Mary Kelly, an economist who teaches at the Air Force Academy, adopted her avocation of advising people on how to organize files and handle legal papers after her own husband's death.
"I knew where our documents were, and I handled the finances. The only surprise came when I found out that he had never changed his life insurance beneficiary from when he was 21 — and it named the woman he was dating in 1972," Kelly says, adding, "Yes, she kept the money."
Kelly decided to put together information that would help her friends navigate the tricky world after a loved one dies. For Life Goes Strong, Kelly enumerates key things people neglect to do.
Update Your Beneficiaries Not surprisingly, number one on her hit list of mistakes people commonly make is failing to update beneficiaries. So double check your IRAs, insurance policies, 401(k)s – anything that has a beneficiary.
Check on Company-Issued Benefits Kelly says, "Let's say you go to work for a company and they say, 'Here's your life insurance policy.' You work there 15 years, and over that time, the provider of the policy changes.'" If you don't check on this periodically, the paperwork you leave your loved ones may show the initial insurance company. If your heirs call that company, they'll say they don't have a policy on you. "A lot of money goes unclaimed that way," Kelly says, noting that "After people retire there can still be a benefit." Keep in touch and make a list of current policies with providers and phone numbers for your heirs.
Know Whether Your Credit Card Company Insures You "Many credit card companies have a thousand dollar rider on cardholders," Kelly says, recommending you call and see if you're one of the lucky ones.

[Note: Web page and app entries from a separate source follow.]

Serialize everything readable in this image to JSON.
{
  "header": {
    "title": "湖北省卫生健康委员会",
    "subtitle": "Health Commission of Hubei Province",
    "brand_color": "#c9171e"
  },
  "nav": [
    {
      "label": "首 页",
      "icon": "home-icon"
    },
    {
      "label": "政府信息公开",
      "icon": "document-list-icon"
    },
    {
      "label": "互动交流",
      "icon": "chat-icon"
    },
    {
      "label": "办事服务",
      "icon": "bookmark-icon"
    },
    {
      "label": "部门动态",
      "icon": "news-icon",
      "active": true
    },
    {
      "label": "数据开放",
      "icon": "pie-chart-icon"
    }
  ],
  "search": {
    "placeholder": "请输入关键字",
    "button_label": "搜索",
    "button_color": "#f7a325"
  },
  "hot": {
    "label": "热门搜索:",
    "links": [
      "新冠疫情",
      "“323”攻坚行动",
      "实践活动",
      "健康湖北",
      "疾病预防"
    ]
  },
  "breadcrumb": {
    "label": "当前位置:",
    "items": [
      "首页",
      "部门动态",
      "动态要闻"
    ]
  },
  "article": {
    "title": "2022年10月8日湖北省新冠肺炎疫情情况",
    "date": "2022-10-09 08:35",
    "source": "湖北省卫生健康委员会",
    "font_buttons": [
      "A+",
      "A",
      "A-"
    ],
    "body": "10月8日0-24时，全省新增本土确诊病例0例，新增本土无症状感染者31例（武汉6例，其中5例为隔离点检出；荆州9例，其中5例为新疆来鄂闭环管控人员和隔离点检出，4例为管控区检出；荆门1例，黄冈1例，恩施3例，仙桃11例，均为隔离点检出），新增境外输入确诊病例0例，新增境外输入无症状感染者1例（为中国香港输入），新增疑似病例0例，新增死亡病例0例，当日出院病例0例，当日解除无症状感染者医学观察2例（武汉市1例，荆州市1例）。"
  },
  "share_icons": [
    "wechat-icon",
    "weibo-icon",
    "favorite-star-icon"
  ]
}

If so, make sure they know who your beneficiary is, and leave a record of it so your family will know to collect when the time comes.
Keep a Master List of Passwords "I have over 150 places I go that require a password," Kelly says. You need to keep a list (there's a free passwords list form on Kelly's website). "You need a list, and it needs to be somewhere people know about," Kelly says.
If you don't, it can be a challenge just getting into your computer. "Many people don't get paper statements anymore. Their heirs don't know how bills are being paid, and money disappears from the accounts with automatic payments — could be maintenance fee, the utility company, cellphone usage, insurance premiums, or even a Netflix subscription. Kelly advises people to go through at least three months of mail, piece by piece, too, to catch any statements that are issued quarterly.
Kelly offers a variety of products and books on her website. The proceeds (not just the profits) from anyone buying them go directly to charities Kelly has chosen – no-kill animal rescues and a foundation that runs orphanages in Southeast Asia. She also talk to groups about organization of documents without accepting a speaker's fee. Kelly describes her own reward this way: "I was in a strip mall the other day, and a woman came up to me saying, "After I heard you speak, my husband and I spent six hours organizing our affairs. We got everything out on the dining room table and now it's done." If you don't do this, Kelly warns, you'll wind up in court, in lawyers's office, which is neither efficient nor cheap.